The new standards will simplify the global trade of solid biofuels.
There has been a substantial increase in the amount of biomass being used for energy in Europe. As trade between countries and even continents becomes more widespread, it is necessary to create international standards to facilitate buying and selling biomass fuels. Solid biofuel covers many fuels including woody biomass (chips, hogfuel, firewood, wood pellets, briquettes), herbaceous biomass (straw, grass, miscanthus etc.), fruit biomass (olive stones, cherry pips, grape waste, nut shells etc.), aquatic biomass (algae, seaweeds), as well as a group called “blends and mixtures”. Solid biofuel excludes all animal-based biomass (manure, meat and bone meal and such-like materials); Demolition timber is classified as hazardous waste and is not included in the solid biofuel category.
The European standardisation organisation, CEN received a mandate from the European Commission to develop standards for solid biofuels. Simultaneously, a large European project was funded to carry out research to provide a scientific basis for the standards. After CEN completed most of the work to create European standards, a decision was made to move these standards to a worldwide level using ISO, the International Organization for Standardization, which develops and publishes international standards. EN ISO (applicable to European countries) standards are published as national standards. Once issued any prior national or international standards dealing with the same topic are withdrawn. There is no obligation to use ENs, but in contracts it can be very useful to refer to them to ensure everyone knows what is being referred to and how it is measured.

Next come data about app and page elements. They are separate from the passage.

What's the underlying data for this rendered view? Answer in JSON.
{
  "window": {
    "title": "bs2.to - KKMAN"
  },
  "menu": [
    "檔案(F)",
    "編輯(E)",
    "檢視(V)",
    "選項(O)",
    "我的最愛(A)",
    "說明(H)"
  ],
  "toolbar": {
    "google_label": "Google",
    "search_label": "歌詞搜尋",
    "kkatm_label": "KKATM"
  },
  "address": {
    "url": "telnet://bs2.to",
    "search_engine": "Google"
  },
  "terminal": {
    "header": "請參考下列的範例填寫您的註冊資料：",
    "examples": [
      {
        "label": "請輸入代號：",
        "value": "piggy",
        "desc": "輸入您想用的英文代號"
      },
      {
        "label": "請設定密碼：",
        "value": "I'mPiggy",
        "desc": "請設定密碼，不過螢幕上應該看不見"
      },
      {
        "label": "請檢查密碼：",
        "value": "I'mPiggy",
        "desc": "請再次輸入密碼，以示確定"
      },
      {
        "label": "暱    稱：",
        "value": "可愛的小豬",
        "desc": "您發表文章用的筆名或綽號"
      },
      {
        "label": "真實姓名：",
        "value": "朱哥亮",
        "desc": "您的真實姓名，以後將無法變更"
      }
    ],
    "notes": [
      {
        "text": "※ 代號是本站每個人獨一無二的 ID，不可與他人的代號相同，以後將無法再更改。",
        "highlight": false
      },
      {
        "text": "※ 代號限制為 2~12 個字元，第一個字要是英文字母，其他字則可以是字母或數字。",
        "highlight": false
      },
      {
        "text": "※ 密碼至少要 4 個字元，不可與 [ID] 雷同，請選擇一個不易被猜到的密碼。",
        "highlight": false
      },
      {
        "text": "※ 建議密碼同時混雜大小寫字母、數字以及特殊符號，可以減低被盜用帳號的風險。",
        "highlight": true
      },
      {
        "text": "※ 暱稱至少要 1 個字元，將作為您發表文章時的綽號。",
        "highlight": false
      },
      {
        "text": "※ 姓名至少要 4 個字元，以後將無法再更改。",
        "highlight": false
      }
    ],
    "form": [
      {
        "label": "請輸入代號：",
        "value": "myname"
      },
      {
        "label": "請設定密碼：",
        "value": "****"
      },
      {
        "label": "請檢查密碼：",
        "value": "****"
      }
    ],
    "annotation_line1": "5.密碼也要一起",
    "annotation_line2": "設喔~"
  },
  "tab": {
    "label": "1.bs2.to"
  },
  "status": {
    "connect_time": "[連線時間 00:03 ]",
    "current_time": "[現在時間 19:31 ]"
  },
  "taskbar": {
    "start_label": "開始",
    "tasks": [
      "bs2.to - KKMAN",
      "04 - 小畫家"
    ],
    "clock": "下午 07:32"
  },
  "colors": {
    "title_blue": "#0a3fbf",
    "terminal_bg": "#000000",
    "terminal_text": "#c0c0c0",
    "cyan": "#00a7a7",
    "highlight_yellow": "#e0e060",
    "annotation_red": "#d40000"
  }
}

The list of new standards contain cover many different aspects of solid biofuels, such as taking samples, determination of chemical properties (macro and micro nutrients, heavy metals etc.), and physical properties (moisture content, size distribution, bulk density, etc.), as well as definitions and quality requirements. Standards on safety and health are also under development (such as self-ignition, dust explosion, fungal spores etc). Source: http://www.coford.ie/